BlueCross BlueShield of Tennessee Medical Policy Manual

Cytologic Evaluation in Breast Cancer Risk Assessment

DESCRIPTION

The analysis of epithelial cells from breast duct fluid is intended to assess an individual's risk for breast cancer. A variety of techniques exist to obtain epithelial cells for cytologic evaluation, including random periareolar fine needle aspiration, nipple aspirate fluid, ductal lavage and suction.

Most breast cancers develop from the epithelial cells that line the breast ducts. Because abnormalities in these tissues may indicate an elevated risk of developing breast cancer, histologic examination of these tissues has been proposed as an aid to identify individuals at risk. The clinical utility of these tests (e.g. FirstCyte™ Breast Test, HALO Nipple Aspirate Fluid collection system) is still being evaluated.

POLICY

IMPORTANT REMINDERS

ADDITIONAL INFORMATION 

There remains insufficient evidence to evaluate the impact of this technology on net health outcomes.

SOURCES 

American College of Obstetricians and Gynecologists. (2017, September).  ACOG Practice bulletin #182: hereditary breast and ovarian cancer syndrome. Retrieved July 24, 2018 from https://www.acog.org/.

Danforth, D., Warner, A., Wangsa, D., Ried, T., Duelli, D., Filie, A., & Prindiville, S. (2015). An improved breast epithelial sampling method for molecular profiling and biomarker analysis in women at risk for breast cancer. Breast Cancer: Basic and Clinical Research, 9, 31-40. (Level 4 evidence)

De Groot, J.S., Moelans, C.B., Elias, S.G., Hennink, A., Verolme, B., Suijkerbuijk, M., et al. (2015). Repeated nipple fluid aspiration: compliance and feasibility results from a prospective multicenter study. PLoS One, 10 (5), e0127895.

Hornberger, J., Chen, S.C., Li, Q., Kakad, P., & Quay, S.C. (2015). Proliferative epithelial disease identified in nipple aspirate fluid and risk of developing breast cancer: a systematic review. Current Medical Research and Opinion, 31 (2), 253-262. (Level 1 evidence)

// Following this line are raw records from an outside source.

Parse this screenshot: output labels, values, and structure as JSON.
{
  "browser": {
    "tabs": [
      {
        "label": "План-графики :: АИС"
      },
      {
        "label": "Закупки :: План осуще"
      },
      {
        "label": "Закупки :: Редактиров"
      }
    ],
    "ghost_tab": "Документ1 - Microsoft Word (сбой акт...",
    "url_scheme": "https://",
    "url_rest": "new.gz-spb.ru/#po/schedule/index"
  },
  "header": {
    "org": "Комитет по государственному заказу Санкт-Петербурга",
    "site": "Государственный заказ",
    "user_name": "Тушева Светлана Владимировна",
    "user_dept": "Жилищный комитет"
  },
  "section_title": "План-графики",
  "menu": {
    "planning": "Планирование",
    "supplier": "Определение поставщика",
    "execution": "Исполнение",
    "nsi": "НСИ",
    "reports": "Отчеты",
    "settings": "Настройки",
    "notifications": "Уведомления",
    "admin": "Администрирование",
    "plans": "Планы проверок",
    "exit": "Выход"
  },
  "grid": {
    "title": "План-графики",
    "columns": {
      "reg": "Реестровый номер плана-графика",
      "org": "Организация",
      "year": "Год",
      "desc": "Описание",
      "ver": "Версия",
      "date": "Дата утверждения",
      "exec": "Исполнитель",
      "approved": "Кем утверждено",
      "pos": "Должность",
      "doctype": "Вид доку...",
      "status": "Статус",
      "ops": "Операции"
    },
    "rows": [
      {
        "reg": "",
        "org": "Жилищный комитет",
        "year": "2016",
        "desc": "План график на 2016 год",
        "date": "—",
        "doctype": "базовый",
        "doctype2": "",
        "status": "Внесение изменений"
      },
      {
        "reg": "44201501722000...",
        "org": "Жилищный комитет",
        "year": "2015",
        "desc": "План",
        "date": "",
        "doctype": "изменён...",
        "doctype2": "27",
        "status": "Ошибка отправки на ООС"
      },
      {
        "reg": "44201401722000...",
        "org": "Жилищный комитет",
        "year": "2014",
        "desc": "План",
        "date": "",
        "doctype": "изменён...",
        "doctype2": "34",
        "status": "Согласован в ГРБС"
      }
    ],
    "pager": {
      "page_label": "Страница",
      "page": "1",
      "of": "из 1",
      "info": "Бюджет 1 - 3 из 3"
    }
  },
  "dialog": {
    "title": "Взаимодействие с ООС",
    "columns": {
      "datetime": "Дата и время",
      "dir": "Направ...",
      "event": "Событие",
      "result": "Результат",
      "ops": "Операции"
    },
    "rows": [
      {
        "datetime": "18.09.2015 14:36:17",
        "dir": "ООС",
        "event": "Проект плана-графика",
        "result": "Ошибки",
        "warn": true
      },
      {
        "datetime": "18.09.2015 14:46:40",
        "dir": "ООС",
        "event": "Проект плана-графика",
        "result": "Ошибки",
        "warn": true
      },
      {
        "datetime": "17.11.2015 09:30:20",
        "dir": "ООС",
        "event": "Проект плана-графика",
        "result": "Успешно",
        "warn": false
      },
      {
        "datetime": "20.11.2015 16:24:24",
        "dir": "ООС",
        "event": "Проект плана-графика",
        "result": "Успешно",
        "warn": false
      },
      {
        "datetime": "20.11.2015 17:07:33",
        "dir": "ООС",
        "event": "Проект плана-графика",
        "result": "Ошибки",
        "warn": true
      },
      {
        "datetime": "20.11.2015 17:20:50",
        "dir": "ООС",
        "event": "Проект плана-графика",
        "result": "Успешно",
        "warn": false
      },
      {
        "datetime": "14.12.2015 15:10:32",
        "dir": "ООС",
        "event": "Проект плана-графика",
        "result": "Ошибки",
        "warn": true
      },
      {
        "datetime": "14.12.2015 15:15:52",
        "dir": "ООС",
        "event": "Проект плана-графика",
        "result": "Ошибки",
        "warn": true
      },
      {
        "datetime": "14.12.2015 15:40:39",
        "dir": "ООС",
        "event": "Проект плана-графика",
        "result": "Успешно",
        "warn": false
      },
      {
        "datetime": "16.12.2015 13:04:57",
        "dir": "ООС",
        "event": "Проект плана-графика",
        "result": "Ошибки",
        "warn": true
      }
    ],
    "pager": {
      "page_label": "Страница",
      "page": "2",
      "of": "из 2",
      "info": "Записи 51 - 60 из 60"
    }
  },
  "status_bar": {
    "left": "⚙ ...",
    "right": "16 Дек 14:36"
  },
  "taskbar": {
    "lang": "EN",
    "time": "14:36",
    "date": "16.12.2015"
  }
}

National Comprehensive Cancer Network. (2019, May). NCCN Clinical Practice Guidelines in Oncology (NCCN Guidelines®). Breast cancer screening and diagnosis. v 1.2019. Retrieved July 8, 2019 from the National Comprehensive Cancer Network.

U.S. Food and Drug Administration. (2013). Nipple aspirate test: safety communication – breast cancer screening test is not an alternative to mammography. Retrieved July 8, 2019 from https://wayback.archive-it.org/7993/20170112164659/http://www.fda.gov/Safety/MedWatch/SafetyInformation/SafetyAlertsforHumanMedicalProducts/ucm378489.htm.

U.S. Preventive Services Task Force (USPSTF). (2016). Screening for breast cancer: U.S. Preventive Services Task Force recommendation statement. Retrieved July 8, 2019 from https://www.uspreventiveservicestaskforce.org/. 

ORIGINAL EFFECTIVE DATE: 11/12/2005

MOST RECENT REVIEW DATE:  8/8/2019         

ID_BT

Policies included in the Medical Policy Manual are not intended to certify coverage availability. They are medical determinations about a particular technology, service, drug, etc. While a policy or technology may be medically necessary, it could be excluded in a member's benefit plan. Please check with the appropriate claims department to determine if the service in question is a covered service under a particular benefit plan. Use of the Medical Policy Manual is not intended to replace independent medical judgment for treatment of individuals. The content on this Web site is not intended to be a substitute for professional medical advice in any way. Always seek the advice of your physician or other qualified health care provider if you have questions regarding a medical condition or treatment.

This document has been classified as public information.